The Broader Community
Ryan Pavlick, a researcher from NASA’s Jet Propulsion Laboratory, says GEDI’s data have become valuable for scientists throughout the remote sensing community. “In the last 10 years—and GEDI has been a huge part of this—we’ve had a golden age of new modalities of remote sensing,” he said. He added that tools and tutorials created by the GEDI team have contributed to widespread use of their data.
“It was a game changer for us,” said João Pereira-Pires, a Ph.D. student at NOVA University of Lisbon who’s focusing on remote sensing. Part of Pereira-Pires’s research involves using GEDI’s data to monitor fuel breaks—cleared strips of forest intended to limit the spread of wildfires.

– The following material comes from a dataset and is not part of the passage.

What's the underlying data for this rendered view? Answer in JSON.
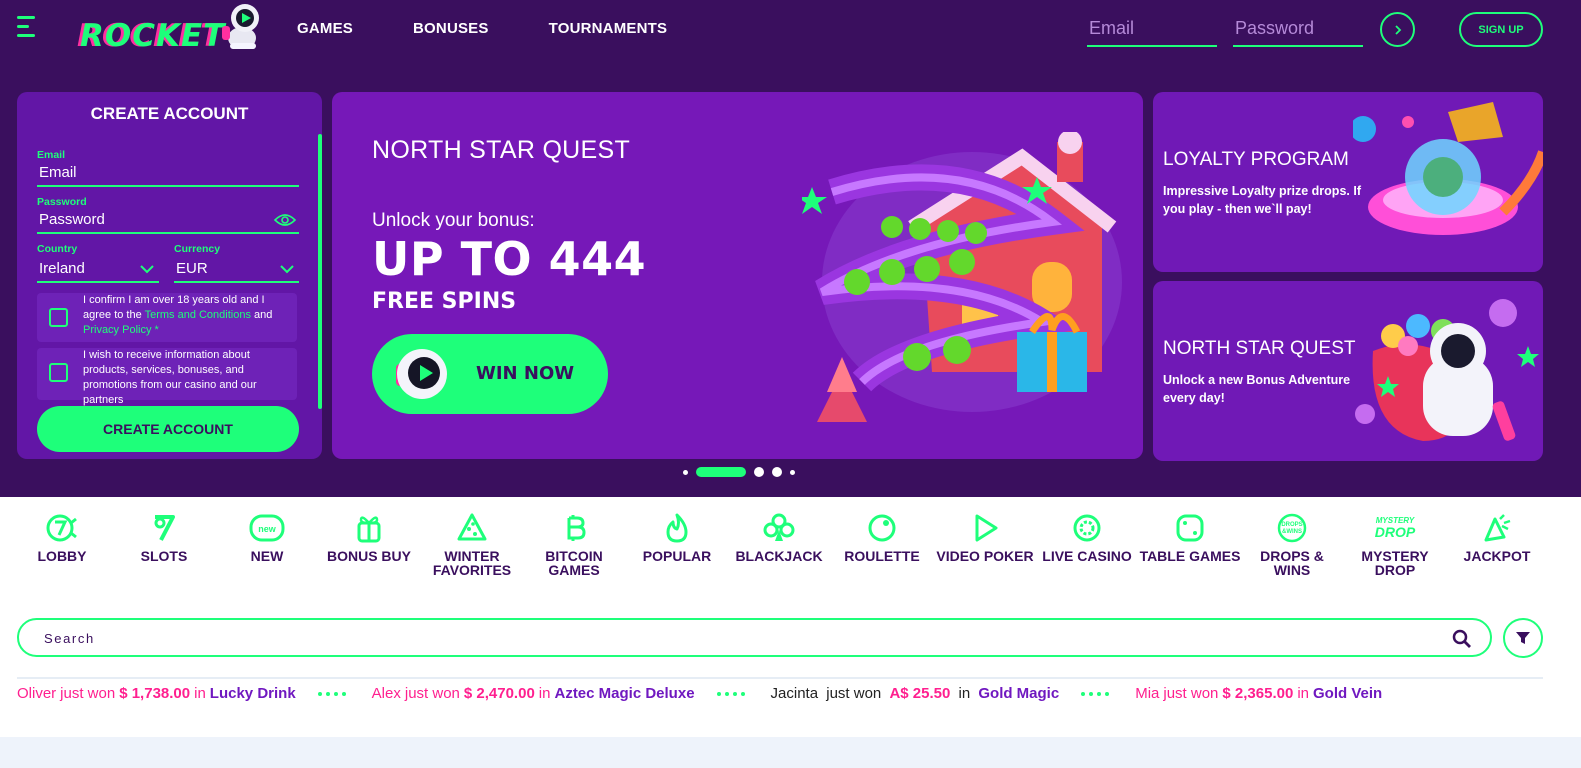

Keeping GEDI in the sky will require buy-in from NASA’s Earth Science Division and, ultimately, its partners in the International Space Station consortium. NASA spokesperson Tylar Greene wrote in an email that “GEDI is currently manifested on station through early 2023, and it is scheduled to be replaced by a new experiment (STP-H9).” According to a technical report (scientists involved in the project weren’t available for comment), STP-H9 will include a project on using artificial intelligence to analyze images obtained with a hyperspectral sensor for scientific and defense-related purposes.
—Saima Sidik (@saimamaysidik), Science Writer